▶ **Data provided**

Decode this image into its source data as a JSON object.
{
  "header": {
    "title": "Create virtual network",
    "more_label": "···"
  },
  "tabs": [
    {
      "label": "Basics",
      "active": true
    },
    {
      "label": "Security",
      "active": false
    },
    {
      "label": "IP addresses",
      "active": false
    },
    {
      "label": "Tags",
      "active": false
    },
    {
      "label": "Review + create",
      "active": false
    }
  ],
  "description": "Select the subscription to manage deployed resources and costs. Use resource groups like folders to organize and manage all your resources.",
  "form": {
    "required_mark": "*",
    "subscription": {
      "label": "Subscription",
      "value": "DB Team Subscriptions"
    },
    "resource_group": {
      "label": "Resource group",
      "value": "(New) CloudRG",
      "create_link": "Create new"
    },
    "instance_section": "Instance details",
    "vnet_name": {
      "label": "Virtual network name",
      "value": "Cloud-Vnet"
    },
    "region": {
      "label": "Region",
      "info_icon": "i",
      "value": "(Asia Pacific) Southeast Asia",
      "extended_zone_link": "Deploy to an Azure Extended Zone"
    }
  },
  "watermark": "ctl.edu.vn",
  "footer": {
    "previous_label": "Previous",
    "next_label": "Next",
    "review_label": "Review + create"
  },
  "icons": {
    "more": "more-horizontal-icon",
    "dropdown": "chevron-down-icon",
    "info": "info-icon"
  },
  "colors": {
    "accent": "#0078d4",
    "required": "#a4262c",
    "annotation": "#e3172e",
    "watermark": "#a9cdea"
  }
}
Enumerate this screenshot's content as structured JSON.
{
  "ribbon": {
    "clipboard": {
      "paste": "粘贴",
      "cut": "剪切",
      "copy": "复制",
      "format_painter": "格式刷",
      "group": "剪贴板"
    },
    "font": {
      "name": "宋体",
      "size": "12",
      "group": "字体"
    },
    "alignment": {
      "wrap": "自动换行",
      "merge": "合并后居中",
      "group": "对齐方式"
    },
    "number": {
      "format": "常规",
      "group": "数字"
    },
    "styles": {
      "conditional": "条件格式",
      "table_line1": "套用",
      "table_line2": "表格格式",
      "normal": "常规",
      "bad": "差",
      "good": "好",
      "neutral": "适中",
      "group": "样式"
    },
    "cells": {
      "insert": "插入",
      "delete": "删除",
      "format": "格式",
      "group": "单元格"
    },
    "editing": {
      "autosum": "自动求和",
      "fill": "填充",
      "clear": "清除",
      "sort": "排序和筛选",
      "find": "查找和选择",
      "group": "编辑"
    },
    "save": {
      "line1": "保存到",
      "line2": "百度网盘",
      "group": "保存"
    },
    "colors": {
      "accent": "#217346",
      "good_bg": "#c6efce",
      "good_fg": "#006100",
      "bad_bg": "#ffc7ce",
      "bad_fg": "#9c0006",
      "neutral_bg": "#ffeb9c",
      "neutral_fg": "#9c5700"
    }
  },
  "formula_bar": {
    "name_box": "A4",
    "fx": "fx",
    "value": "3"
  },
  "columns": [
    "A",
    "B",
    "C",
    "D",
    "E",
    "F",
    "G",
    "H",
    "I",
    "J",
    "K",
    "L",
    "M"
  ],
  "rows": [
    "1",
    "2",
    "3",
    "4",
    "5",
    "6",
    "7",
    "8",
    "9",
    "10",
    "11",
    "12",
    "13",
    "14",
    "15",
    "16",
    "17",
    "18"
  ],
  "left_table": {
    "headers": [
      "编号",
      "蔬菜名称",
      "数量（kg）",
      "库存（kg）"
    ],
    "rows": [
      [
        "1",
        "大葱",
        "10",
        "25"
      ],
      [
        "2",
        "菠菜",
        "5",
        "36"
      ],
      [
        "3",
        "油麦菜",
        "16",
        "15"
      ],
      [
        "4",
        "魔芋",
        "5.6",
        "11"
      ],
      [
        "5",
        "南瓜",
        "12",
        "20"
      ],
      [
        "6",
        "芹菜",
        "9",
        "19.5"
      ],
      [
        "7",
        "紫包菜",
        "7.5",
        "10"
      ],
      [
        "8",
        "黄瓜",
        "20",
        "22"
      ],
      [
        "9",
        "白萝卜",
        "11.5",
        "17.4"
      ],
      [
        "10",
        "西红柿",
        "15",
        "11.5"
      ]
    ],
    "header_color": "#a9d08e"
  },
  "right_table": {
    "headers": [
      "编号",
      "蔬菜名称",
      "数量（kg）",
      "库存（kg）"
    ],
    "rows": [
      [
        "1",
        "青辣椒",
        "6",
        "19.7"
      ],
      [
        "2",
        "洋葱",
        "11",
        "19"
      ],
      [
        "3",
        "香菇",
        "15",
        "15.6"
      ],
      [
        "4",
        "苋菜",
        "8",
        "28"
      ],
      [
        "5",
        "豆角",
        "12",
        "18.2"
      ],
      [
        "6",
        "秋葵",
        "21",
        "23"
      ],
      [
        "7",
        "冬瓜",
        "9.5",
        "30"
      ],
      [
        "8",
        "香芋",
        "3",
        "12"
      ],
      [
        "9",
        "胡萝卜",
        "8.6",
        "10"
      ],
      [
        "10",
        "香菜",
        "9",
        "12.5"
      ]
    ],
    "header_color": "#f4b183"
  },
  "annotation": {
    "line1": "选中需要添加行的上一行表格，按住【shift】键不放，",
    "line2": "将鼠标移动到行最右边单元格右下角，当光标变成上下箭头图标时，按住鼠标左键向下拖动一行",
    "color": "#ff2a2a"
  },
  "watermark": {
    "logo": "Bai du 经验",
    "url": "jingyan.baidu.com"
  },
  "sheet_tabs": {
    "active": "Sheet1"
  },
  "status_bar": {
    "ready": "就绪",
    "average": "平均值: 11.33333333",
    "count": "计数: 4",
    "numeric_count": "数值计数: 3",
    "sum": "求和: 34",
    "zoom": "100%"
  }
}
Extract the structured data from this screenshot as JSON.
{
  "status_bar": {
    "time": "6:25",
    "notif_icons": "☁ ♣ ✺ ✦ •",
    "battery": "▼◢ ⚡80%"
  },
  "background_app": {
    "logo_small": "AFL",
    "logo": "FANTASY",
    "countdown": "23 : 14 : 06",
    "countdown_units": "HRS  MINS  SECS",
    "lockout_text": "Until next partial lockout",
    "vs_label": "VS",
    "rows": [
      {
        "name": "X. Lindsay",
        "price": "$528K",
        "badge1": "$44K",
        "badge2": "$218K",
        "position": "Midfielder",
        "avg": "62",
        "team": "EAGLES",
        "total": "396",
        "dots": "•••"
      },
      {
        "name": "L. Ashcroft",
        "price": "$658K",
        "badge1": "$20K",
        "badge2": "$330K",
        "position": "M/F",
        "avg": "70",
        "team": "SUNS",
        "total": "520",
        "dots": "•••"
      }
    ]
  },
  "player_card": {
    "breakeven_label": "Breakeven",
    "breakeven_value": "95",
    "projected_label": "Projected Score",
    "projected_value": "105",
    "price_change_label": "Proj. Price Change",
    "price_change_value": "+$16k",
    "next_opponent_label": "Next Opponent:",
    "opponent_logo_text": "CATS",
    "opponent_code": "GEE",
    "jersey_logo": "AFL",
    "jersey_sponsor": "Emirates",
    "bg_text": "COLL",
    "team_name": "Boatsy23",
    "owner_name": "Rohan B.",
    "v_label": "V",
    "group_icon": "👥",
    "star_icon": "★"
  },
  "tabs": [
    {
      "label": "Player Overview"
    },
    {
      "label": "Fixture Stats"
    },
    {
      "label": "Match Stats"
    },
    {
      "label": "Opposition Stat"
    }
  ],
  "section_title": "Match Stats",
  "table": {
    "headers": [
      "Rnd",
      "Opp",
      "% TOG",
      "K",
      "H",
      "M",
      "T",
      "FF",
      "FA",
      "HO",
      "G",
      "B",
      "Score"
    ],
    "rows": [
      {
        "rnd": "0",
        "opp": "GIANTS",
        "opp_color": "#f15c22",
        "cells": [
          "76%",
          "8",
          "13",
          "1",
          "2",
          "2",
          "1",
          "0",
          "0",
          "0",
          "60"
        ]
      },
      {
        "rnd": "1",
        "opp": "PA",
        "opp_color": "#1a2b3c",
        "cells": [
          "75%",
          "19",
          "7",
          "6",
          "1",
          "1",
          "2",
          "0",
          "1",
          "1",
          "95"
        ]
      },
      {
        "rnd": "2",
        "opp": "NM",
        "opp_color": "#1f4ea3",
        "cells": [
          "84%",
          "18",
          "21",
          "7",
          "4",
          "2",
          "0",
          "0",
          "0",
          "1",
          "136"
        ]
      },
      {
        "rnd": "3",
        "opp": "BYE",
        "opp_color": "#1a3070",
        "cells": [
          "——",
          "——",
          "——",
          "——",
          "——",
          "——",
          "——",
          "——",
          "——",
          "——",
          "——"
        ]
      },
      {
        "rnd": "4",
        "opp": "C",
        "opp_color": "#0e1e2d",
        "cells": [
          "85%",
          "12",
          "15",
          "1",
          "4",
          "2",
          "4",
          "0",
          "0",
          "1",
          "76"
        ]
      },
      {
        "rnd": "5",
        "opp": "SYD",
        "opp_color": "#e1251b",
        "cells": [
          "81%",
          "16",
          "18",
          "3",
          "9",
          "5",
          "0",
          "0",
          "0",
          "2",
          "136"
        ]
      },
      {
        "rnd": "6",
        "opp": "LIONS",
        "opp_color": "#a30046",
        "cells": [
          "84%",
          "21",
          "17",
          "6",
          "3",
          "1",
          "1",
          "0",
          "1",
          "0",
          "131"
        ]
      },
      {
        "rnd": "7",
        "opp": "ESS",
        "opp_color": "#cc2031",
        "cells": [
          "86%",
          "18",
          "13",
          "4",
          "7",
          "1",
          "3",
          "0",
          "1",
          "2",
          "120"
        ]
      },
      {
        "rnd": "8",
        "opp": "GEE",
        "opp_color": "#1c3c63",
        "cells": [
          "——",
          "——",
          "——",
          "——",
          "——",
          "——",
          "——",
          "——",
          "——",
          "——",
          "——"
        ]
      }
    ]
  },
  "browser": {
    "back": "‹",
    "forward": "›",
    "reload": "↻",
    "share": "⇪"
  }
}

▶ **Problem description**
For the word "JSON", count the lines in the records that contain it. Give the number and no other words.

▶ **Result below**
3